What is needed:
With no omissions, write out every record given below.

================

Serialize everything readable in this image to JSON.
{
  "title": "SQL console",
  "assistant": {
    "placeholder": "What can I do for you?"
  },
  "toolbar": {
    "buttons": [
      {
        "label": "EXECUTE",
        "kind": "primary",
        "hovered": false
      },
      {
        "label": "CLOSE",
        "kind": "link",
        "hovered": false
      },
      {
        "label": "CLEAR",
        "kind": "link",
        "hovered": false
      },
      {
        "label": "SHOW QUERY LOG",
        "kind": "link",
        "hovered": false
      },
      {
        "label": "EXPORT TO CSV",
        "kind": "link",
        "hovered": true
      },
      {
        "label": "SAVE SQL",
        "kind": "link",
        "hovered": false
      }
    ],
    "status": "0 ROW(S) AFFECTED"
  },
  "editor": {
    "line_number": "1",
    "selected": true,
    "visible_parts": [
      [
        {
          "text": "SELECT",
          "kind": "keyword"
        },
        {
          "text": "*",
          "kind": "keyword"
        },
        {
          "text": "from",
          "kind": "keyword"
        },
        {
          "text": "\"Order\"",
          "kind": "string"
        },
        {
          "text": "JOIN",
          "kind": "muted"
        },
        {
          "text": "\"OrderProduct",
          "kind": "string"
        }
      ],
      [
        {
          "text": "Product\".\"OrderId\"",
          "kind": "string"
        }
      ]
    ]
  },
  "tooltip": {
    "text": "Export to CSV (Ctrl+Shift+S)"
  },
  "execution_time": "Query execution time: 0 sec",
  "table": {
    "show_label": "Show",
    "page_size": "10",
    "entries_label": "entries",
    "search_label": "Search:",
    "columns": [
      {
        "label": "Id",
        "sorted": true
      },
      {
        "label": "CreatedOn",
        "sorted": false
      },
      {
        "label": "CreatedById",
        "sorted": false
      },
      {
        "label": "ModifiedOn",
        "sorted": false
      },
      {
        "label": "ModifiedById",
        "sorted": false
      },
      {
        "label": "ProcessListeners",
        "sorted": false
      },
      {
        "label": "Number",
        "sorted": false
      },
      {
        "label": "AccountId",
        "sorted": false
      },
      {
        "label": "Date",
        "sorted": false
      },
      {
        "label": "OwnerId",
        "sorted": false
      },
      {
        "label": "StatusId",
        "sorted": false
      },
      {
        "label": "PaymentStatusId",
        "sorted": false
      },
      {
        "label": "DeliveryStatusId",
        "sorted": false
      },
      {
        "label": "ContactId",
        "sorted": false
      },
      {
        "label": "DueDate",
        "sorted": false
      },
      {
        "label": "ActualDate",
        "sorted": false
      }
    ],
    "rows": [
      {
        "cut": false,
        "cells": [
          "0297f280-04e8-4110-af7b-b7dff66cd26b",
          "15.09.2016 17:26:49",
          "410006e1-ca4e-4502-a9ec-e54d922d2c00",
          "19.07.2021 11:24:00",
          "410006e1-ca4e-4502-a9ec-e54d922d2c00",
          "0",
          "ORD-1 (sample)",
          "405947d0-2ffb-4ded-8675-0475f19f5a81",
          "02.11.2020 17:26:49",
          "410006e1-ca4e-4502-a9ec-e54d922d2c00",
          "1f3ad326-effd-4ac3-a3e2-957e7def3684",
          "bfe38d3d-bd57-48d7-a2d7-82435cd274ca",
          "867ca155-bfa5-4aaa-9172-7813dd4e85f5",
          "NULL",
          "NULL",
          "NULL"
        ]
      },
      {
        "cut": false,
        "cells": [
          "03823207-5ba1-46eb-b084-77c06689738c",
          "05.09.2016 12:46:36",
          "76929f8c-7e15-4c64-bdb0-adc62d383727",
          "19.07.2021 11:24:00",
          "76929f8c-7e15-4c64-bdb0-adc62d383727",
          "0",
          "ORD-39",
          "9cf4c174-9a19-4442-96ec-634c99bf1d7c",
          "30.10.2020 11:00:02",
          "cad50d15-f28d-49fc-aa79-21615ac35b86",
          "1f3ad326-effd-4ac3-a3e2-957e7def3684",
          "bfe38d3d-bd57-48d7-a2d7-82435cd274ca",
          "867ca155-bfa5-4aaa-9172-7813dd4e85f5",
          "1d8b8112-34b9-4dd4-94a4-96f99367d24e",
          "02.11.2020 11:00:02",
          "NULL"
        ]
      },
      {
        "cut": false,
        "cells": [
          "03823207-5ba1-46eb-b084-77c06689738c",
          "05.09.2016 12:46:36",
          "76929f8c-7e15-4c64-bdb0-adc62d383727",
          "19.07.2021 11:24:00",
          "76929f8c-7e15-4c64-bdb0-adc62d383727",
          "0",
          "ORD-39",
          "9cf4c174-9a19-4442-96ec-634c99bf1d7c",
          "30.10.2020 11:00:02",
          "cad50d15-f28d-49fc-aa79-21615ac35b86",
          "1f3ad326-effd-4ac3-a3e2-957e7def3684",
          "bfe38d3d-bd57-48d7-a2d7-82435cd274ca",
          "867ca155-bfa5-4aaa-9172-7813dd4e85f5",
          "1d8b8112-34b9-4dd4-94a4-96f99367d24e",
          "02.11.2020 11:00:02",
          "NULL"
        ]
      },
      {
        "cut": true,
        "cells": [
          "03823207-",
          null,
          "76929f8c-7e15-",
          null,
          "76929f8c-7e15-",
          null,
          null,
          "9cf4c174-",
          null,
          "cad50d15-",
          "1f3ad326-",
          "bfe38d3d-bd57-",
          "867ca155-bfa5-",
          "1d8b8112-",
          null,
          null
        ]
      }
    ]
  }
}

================

Result for this task:
Serialize everything readable in this image to JSON.
{
  "title": "SQL console",
  "assistant": {
    "placeholder": "What can I do for you?"
  },
  "toolbar": {
    "buttons": [
      {
        "label": "EXECUTE",
        "kind": "primary",
        "hovered": false
      },
      {
        "label": "CLOSE",
        "kind": "link",
        "hovered": false
      },
      {
        "label": "CLEAR",
        "kind": "link",
        "hovered": false
      },
      {
        "label": "SHOW QUERY LOG",
        "kind": "link",
        "hovered": false
      },
      {
        "label": "EXPORT TO CSV",
        "kind": "link",
        "hovered": true
      },
      {
        "label": "SAVE SQL",
        "kind": "link",
        "hovered": false
      }
    ],
    "status": "0 ROW(S) AFFECTED"
  },
  "editor": {
    "line_number": "1",
    "selected": true,
    "visible_parts": [
      [
        {
          "text": "SELECT",
          "kind": "keyword"
        },
        {
          "text": "*",
          "kind": "keyword"
        },
        {
          "text": "from",
          "kind": "keyword"
        },
        {
          "text": "\"Order\"",
          "kind": "string"
        },
        {
          "text": "JOIN",
          "kind": "muted"
        },
        {
          "text": "\"OrderProduct",
          "kind": "string"
        }
      ],
      [
        {
          "text": "Product\".\"OrderId\"",
          "kind": "string"
        }
      ]
    ]
  },
  "tooltip": {
    "text": "Export to CSV (Ctrl+Shift+S)"
  },
  "execution_time": "Query execution time: 0 sec",
  "table": {
    "show_label": "Show",
    "page_size": "10",
    "entries_label": "entries",
    "search_label": "Search:",
    "columns": [
      {
        "label": "Id",
        "sorted": true
      },
      {
        "label": "CreatedOn",
        "sorted": false
      },
      {
        "label": "CreatedById",
        "sorted": false
      },
      {
        "label": "ModifiedOn",
        "sorted": false
      },
      {
        "label": "ModifiedById",
        "sorted": false
      },
      {
        "label": "ProcessListeners",
        "sorted": false
      },
      {
        "label": "Number",
        "sorted": false
      },
      {
        "label": "AccountId",
        "sorted": false
      },
      {
        "label": "Date",
        "sorted": false
      },
      {
        "label": "OwnerId",
        "sorted": false
      },
      {
        "label": "StatusId",
        "sorted": false
      },
      {
        "label": "PaymentStatusId",
        "sorted": false
      },
      {
        "label": "DeliveryStatusId",
        "sorted": false
      },
      {
        "label": "ContactId",
        "sorted": false
      },
      {
        "label": "DueDate",
        "sorted": false
      },
      {
        "label": "ActualDate",
        "sorted": false
      }
    ],
    "rows": [
      {
        "cut": false,
        "cells": [
          "0297f280-04e8-4110-af7b-b7dff66cd26b",
          "15.09.2016 17:26:49",
          "410006e1-ca4e-4502-a9ec-e54d922d2c00",
          "19.07.2021 11:24:00",
          "410006e1-ca4e-4502-a9ec-e54d922d2c00",
          "0",
          "ORD-1 (sample)",
          "405947d0-2ffb-4ded-8675-0475f19f5a81",
          "02.11.2020 17:26:49",
          "410006e1-ca4e-4502-a9ec-e54d922d2c00",
          "1f3ad326-effd-4ac3-a3e2-957e7def3684",
          "bfe38d3d-bd57-48d7-a2d7-82435cd274ca",
          "867ca155-bfa5-4aaa-9172-7813dd4e85f5",
          "NULL",
          "NULL",
          "NULL"
        ]
      },
      {
        "cut": false,
        "cells": [
          "03823207-5ba1-46eb-b084-77c06689738c",
          "05.09.2016 12:46:36",
          "76929f8c-7e15-4c64-bdb0-adc62d383727",
          "19.07.2021 11:24:00",
          "76929f8c-7e15-4c64-bdb0-adc62d383727",
          "0",
          "ORD-39",
          "9cf4c174-9a19-4442-96ec-634c99bf1d7c",
          "30.10.2020 11:00:02",
          "cad50d15-f28d-49fc-aa79-21615ac35b86",
          "1f3ad326-effd-4ac3-a3e2-957e7def3684",
          "bfe38d3d-bd57-48d7-a2d7-82435cd274ca",
          "867ca155-bfa5-4aaa-9172-7813dd4e85f5",
          "1d8b8112-34b9-4dd4-94a4-96f99367d24e",
          "02.11.2020 11:00:02",
          "NULL"
        ]
      },
      {
        "cut": false,
        "cells": [
          "03823207-5ba1-46eb-b084-77c06689738c",
          "05.09.2016 12:46:36",
          "76929f8c-7e15-4c64-bdb0-adc62d383727",
          "19.07.2021 11:24:00",
          "76929f8c-7e15-4c64-bdb0-adc62d383727",
          "0",
          "ORD-39",
          "9cf4c174-9a19-4442-96ec-634c99bf1d7c",
          "30.10.2020 11:00:02",
          "cad50d15-f28d-49fc-aa79-21615ac35b86",
          "1f3ad326-effd-4ac3-a3e2-957e7def3684",
          "bfe38d3d-bd57-48d7-a2d7-82435cd274ca",
          "867ca155-bfa5-4aaa-9172-7813dd4e85f5",
          "1d8b8112-34b9-4dd4-94a4-96f99367d24e",
          "02.11.2020 11:00:02",
          "NULL"
        ]
      },
      {
        "cut": true,
        "cells": [
          "03823207-",
          null,
          "76929f8c-7e15-",
          null,
          "76929f8c-7e15-",
          null,
          null,
          "9cf4c174-",
          null,
          "cad50d15-",
          "1f3ad326-",
          "bfe38d3d-bd57-",
          "867ca155-bfa5-",
          "1d8b8112-",
          null,
          null
        ]
      }
    ]
  }
}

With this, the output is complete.